“Russia and the United States have paid more attention to nuclear weapons and nuclear deterrence,” Zolotarev said, “even though neither of our two countries has a political need to rely on mutual nuclear deterrence any longer. As a result, we pay insufficient attention to the threat of nuclear terrorism, which constitutes a more real threat than the enormous arsenals of nuclear weapons in both countries. The threat of nuclear terrorism is increasing. Our response should anticipate the dynamics of the threat rather than lag behind it.”
The researchers’ joint assessment was reviewed and endorsed by a group of retired U.S. and Russian senior military and intelligence officers, led by Gen. Anatoliy S. Kulikov (a former interior minister) and Gen. Eugene E. Habiger (former head of the U.S. Strategic Command). This “Elbe Group” was established last October to create an informal communication channel on security issues of concern to both the United States and Russia.
The joint threat assessment was coordinated by the Kennedy School’s U.S.-Russia Initiative to Prevent Nuclear Terrorism, which is directed by William Tobey, a senior fellow in the Belfer Center and former top official in the National Nuclear Security Administration. The assessment project was supported by the Nuclear Threat Initiative, a nonprofit organization in Washington that works to reduce threats from nuclear, chemical, and biological weapons.
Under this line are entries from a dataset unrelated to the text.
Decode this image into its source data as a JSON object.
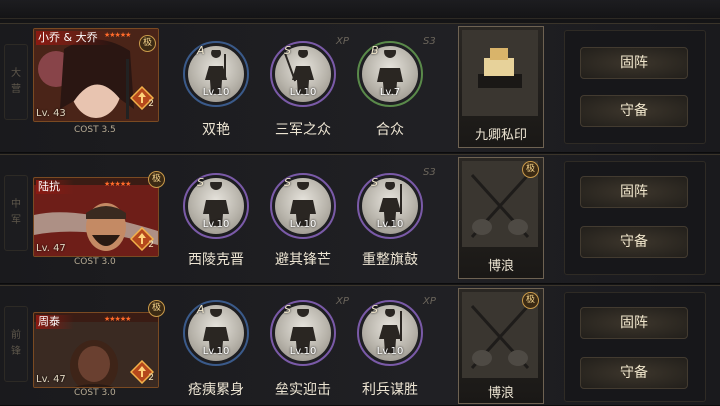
{
  "rows": [
    {
      "side_label": [
        "大",
        "营"
      ],
      "general": {
        "name": "小乔 & 大乔",
        "level": "Lv. 43",
        "cost": "COST 3.5",
        "rank": "2"
      },
      "skills": [
        {
          "grade": "A",
          "level": "Lv.10",
          "name": "双艳",
          "ring": "#3a5a8a"
        },
        {
          "grade": "S",
          "level": "Lv.10",
          "name": "三军之众",
          "ring": "#7a5aa8"
        },
        {
          "grade": "B",
          "level": "Lv.7",
          "name": "合众",
          "ring": "#5a8a4a"
        }
      ],
      "tags": [
        "XP",
        "S3"
      ],
      "item": {
        "name": "九卿私印"
      },
      "buttons": [
        "固阵",
        "守备"
      ]
    },
    {
      "side_label": [
        "中",
        "军"
      ],
      "general": {
        "name": "陆抗",
        "level": "Lv. 47",
        "cost": "COST 3.0",
        "rank": "2"
      },
      "skills": [
        {
          "grade": "S",
          "level": "Lv.10",
          "name": "西陵克晋",
          "ring": "#7a5aa8"
        },
        {
          "grade": "S",
          "level": "Lv.10",
          "name": "避其锋芒",
          "ring": "#7a5aa8"
        },
        {
          "grade": "S",
          "level": "Lv.10",
          "name": "重整旗鼓",
          "ring": "#7a5aa8"
        }
      ],
      "tags": [
        "S3"
      ],
      "item": {
        "name": "博浪",
        "badge": "极"
      },
      "buttons": [
        "固阵",
        "守备"
      ]
    },
    {
      "side_label": [
        "前",
        "锋"
      ],
      "general": {
        "name": "周泰",
        "level": "Lv. 47",
        "cost": "COST 3.0",
        "rank": "2"
      },
      "skills": [
        {
          "grade": "A",
          "level": "Lv.10",
          "name": "疮痍累身",
          "ring": "#3a5a8a"
        },
        {
          "grade": "S",
          "level": "Lv.10",
          "name": "垒实迎击",
          "ring": "#7a5aa8"
        },
        {
          "grade": "S",
          "level": "Lv.10",
          "name": "利兵谋胜",
          "ring": "#7a5aa8"
        }
      ],
      "tags": [
        "XP",
        "XP"
      ],
      "item": {
        "name": "博浪",
        "badge": "极"
      },
      "buttons": [
        "固阵",
        "守备"
      ]
    }
  ],
  "general_badge": "极",
  "stars": "★★★★★",
  "colors": {
    "accent": "#c99a4a",
    "panel": "#1c1c1f",
    "text": "#ece4d2"
  }
}
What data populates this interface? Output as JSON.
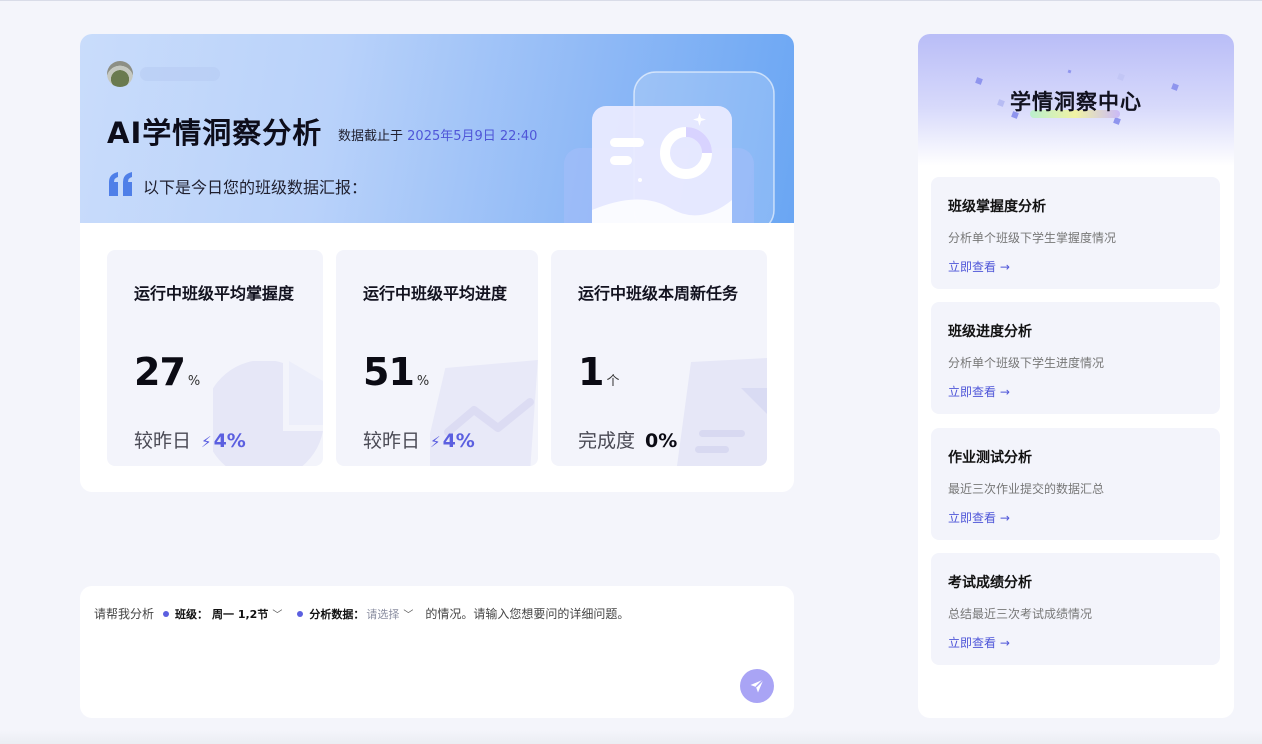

“The joint threat assessment accomplishes something that so far governments have been unable to do: gauge the threat of nuclear terrorism from differing national perspectives, and thereby form the basis for effective action to defeat it,” said Tobey. “This will help to overcome the No. 1 barrier to improved nuclear security — complacency.”
The assessment examines potential terrorist pathways to a nuclear attack, among them buying or stealing an existing weapon, or getting highly enriched uranium or plutonium and fashioning a crude nuclear bomb of their own, which the study warns is distressingly plausible.
It also concludes that while the killing of al Qaeda leader Osama bin Laden damages the groups’ capacity to carry out nuclear terrorism, surviving leaders retain nuclear terror ambitions.
The joint report documents that al Qaeda has been working for years to acquire the materials and expertise needed to make a crude nuclear bomb, getting as far as carrying out explosive tests for their nuclear program in the Afghan desert. The report outlines the steps that terrorists could follow and envisions how such a terrorist plot might be structured — and how countries should work together to stop it.
The study notes that, in addition to al Qaeda, terrorists from the North Caucasus region remain committed to carrying out catastrophic attacks, have carried out reconnaissance at nuclear weapons storage sites, have plotted to hijack a submarine with nuclear weapons on board, have planted radiological materials in Moscow, and have repeatedly threatened to attack nuclear power plants. These groups include factions in Chechnya, Dagestan, Ingushetia, and elsewhere.
Among the assessment’s recommendations:
- All stocks of nuclear weapons, highly enriched uranium, and plutonium must be protected against all plausible terrorist and criminal threats, and the number of locations where these stocks exist must be reduced as much as practicable.
- Coordinated U.S.-Russian leadership is vital for this international effort because the two countries hold the largest nuclear stockpiles and are most experienced in dealing with nuclear security. This joint effort should promote and support enhanced intelligence and law enforcement by the United Nations, the International Atomic Energy Agency, and international police organizations.